(Poem #695) Beauty
I have seen dawn and sunset on moors and windy hills Coming in solemn beauty like slow old tunes of Spain: I have seen the lady April bringing the daffodils, Bringing the springing grass and the soft warm April rain. I have heard the song of the blossoms and the old chant of the sea, And seen strange lands from under the arched white sails of ships; But the loveliest thing of beauty God ever has shown to me, Are her voice, and her hair, and eyes, and the dear red curve of her lips.
As I have noted before, one of the outstanding features of Masefield's poetry is the sense of beauty that permeates them; I had, therefore, high hopes for a poem he explicitly titled 'Beauty'. However, the poem proved sadly disappointing in that respect. Oh, it's a nice enough poem - certainly worth a read (as is most of Masefield). It misses, though, the sheer magic of 'Sea Fever' or 'Cargoes', the music of phrases like 'dipping through the Tropics by the palm-green shores', or the quiet vividness of poems like 'The West Wind'. The poem has interesting echoes in some of his other pieces - compare "and April's in the West Wind, and daffodils" (The West Wind), the sea and ship imagery from a number of poems, and, most interestingly, the ending of 'Roadways', where he describes his road to the sea as travelling "in quest of that one beauty/ God put me here to find". It is true that a lot of Masefield's poems have recurrent themes and images (and are none the worse for that); still, it is an interesting (albeit far-fetched) conjecture that, in one of his rare love poems, Masefield is deliberately examining some of the things he has lauded in other poems, and stating that even these fall short of 'her voice, and her hair, and eyes, and the dear red curve of her lips'. Afterthought: I was reminded today of Yvette Sangiorgio's comment (on Poem #651) that knowing the date when a poem is written is often vital to its understanding - indeed, knowing which volume of Masefield's this poem appeared in would have been most helpful.
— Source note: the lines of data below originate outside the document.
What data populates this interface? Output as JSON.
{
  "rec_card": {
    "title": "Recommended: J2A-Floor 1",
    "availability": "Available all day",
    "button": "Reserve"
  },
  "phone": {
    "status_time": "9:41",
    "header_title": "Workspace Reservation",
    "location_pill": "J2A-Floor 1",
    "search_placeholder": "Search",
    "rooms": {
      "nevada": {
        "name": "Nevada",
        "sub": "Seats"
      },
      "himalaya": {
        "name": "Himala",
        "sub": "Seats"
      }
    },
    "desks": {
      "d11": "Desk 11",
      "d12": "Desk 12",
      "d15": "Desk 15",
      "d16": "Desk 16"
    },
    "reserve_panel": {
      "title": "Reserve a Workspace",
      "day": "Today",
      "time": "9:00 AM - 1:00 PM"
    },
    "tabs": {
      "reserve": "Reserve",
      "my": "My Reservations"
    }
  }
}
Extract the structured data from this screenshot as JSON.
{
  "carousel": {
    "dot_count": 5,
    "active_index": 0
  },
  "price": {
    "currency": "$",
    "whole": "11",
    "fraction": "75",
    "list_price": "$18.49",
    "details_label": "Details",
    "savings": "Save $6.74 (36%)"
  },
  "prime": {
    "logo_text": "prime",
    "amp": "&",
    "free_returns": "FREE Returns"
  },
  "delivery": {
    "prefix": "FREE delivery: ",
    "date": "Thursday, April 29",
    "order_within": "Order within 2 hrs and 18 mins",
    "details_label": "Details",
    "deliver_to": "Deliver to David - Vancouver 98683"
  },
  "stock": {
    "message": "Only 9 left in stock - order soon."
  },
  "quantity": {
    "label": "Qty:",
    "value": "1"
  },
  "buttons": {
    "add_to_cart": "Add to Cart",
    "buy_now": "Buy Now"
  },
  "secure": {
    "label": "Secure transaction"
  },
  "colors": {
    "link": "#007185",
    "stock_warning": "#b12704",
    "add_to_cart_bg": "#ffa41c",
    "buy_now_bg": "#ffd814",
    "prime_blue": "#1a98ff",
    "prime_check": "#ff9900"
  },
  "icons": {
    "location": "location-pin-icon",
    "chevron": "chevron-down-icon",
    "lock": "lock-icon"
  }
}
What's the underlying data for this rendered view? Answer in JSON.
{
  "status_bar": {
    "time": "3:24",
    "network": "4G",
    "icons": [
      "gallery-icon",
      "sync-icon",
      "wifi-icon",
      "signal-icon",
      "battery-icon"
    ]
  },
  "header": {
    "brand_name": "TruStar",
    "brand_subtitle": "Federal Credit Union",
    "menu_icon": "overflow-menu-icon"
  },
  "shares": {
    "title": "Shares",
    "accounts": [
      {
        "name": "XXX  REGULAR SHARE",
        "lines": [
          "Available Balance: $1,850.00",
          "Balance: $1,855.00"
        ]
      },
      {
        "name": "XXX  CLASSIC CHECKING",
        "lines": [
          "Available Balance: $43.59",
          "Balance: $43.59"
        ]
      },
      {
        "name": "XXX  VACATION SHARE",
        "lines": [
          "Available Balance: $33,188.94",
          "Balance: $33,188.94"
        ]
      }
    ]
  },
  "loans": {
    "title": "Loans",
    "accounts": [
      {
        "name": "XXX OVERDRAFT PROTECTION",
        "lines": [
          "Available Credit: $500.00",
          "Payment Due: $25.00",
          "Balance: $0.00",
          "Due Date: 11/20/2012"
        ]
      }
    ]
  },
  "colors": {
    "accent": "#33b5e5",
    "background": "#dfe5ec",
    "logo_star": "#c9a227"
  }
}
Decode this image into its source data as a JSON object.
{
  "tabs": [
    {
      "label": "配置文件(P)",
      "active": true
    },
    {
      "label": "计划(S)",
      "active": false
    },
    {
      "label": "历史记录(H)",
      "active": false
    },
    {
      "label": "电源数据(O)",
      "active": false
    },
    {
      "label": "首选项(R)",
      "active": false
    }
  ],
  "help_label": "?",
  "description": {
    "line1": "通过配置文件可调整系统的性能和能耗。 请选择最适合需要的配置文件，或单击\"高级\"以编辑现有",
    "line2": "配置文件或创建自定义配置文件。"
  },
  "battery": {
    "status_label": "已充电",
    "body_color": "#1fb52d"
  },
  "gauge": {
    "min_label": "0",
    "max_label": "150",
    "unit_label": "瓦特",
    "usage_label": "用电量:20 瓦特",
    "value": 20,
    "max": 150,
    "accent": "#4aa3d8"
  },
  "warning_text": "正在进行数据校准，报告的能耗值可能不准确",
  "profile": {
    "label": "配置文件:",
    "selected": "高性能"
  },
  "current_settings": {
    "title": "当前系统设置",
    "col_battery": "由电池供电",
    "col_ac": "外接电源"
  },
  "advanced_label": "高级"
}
Sadly, I was unable to find the information anywhere online. Links: I am reminded of Kipling's "The Sea and the Hills" (Poem #29) and, in a roundabout sort of way, Shakespeare's "My Mistress's Eyes are Nothing Like the Sun" (Poem #44) The theme itself is a common one, and there are doubtless several other poems that echo one aspect of it or another. We've run a few other Masefield poems; you can find a biography at poem #27 -martin